**WHAT TO DO:** All of the data below should be output exactly as given.

**DATA FOR THIS TASK:**
====
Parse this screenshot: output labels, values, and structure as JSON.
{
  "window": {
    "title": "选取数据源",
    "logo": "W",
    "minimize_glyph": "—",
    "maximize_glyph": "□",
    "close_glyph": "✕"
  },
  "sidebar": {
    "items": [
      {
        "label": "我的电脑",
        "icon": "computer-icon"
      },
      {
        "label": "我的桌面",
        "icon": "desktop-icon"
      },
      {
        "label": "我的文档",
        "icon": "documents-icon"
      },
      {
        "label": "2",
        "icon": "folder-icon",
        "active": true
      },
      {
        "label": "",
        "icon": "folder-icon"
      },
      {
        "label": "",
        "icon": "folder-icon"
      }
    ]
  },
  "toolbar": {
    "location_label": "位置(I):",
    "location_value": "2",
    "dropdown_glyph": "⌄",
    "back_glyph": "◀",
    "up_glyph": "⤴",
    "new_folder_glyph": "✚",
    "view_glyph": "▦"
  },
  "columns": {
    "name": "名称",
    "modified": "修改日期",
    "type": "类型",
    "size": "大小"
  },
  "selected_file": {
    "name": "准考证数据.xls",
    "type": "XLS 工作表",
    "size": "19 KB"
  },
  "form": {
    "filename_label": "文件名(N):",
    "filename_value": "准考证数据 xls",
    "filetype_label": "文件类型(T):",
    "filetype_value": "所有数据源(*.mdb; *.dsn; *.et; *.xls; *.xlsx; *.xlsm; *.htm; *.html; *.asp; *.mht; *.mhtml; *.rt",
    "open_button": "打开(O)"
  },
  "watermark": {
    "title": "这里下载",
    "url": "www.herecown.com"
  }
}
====
**ANSWER SECTION:**
Parse this screenshot: output labels, values, and structure as JSON.
{
  "window": {
    "title": "选取数据源",
    "logo": "W",
    "minimize_glyph": "—",
    "maximize_glyph": "□",
    "close_glyph": "✕"
  },
  "sidebar": {
    "items": [
      {
        "label": "我的电脑",
        "icon": "computer-icon"
      },
      {
        "label": "我的桌面",
        "icon": "desktop-icon"
      },
      {
        "label": "我的文档",
        "icon": "documents-icon"
      },
      {
        "label": "2",
        "icon": "folder-icon",
        "active": true
      },
      {
        "label": "",
        "icon": "folder-icon"
      },
      {
        "label": "",
        "icon": "folder-icon"
      }
    ]
  },
  "toolbar": {
    "location_label": "位置(I):",
    "location_value": "2",
    "dropdown_glyph": "⌄",
    "back_glyph": "◀",
    "up_glyph": "⤴",
    "new_folder_glyph": "✚",
    "view_glyph": "▦"
  },
  "columns": {
    "name": "名称",
    "modified": "修改日期",
    "type": "类型",
    "size": "大小"
  },
  "selected_file": {
    "name": "准考证数据.xls",
    "type": "XLS 工作表",
    "size": "19 KB"
  },
  "form": {
    "filename_label": "文件名(N):",
    "filename_value": "准考证数据 xls",
    "filetype_label": "文件类型(T):",
    "filetype_value": "所有数据源(*.mdb; *.dsn; *.et; *.xls; *.xlsx; *.xlsm; *.htm; *.html; *.asp; *.mht; *.mhtml; *.rt",
    "open_button": "打开(O)"
  },
  "watermark": {
    "title": "这里下载",
    "url": "www.herecown.com"
  }
}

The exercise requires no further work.